Chief bogeyman in this fight is spam). Nobody likes spam (although some people allegedly like Spam), and it’s a good thing that carriers do what they can to stop it. But many carriers argue that if we make access to text messaging and short codes (those 5- and 6- digit phone numbers for texting) nondiscriminatory, they’ll be unable to stop spammers from sending you unsolicited text messages by the truckload, and this simply isn’t true. The FCC’s antidiscrimination rules – which no one denies apply to voice service – prohibit only “unjust and unreasonable discrimination.”. And just like in phone service, where Verizon itself points out that it can disconnect someone for making abusive calls, carriers could block spammers from sending unwanted messages. In fact, right now, all messages sent from short codes are “opt-in,” meaning that they can only send you messages if you ask to receive them. By continuing this policy, carriers could still keep a lid on unsolicited spam in a nondiscriminatory world.
The flip side of the discrimination coin is “corporate values.” That’s right – according to their Content Policy, Verizon wants to make sure that text messages match their “corporate values as well as those of [their] business partners and customers.” But apparently those customers are not able or allowed to decide for themselves what speech they want to receive and what speech they don’t. Likewise, the Mobile Marketing Association’s Common Short Code Primer lists “Acceptable” and “Unacceptable” uses for text messages. And what happens if someone wants to say something that doesn’t match up with a carrier’s corporate values or is deemed legal but not “Acceptable” speech? The carrier can simply choose not to connect that person's short code to its customers, even if those customers affirmatively request to receive that content. And I sure hope you don’t want to use short codes for the unforgivable crime of criticizing your carrier, because at least on Verizon, messages you send from a short code address “cannot disparage Verizon Wireless or its affiliates.”

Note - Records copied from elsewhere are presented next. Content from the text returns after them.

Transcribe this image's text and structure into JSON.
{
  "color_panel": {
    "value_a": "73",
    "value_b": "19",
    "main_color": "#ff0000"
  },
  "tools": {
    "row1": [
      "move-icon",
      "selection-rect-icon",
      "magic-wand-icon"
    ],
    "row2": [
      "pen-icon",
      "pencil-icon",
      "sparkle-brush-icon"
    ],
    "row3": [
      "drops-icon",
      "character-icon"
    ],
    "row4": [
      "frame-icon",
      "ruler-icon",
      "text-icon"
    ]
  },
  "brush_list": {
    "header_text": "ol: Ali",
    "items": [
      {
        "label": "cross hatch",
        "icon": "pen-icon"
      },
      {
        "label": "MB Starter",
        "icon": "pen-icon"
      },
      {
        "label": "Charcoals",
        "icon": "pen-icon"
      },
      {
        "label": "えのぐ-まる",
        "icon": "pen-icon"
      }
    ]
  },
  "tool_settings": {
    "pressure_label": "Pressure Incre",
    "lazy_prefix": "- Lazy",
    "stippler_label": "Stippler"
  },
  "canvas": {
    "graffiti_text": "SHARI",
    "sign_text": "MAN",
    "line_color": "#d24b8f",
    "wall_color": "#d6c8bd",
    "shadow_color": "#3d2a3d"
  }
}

In summary: 1) Don’t believe the hype – we can have nondiscrimination without spam; 2) Send someone you love an official Federal Trade Commission anti-phishing e-card; and 3) Read our press release and our letter and its appendix for more information.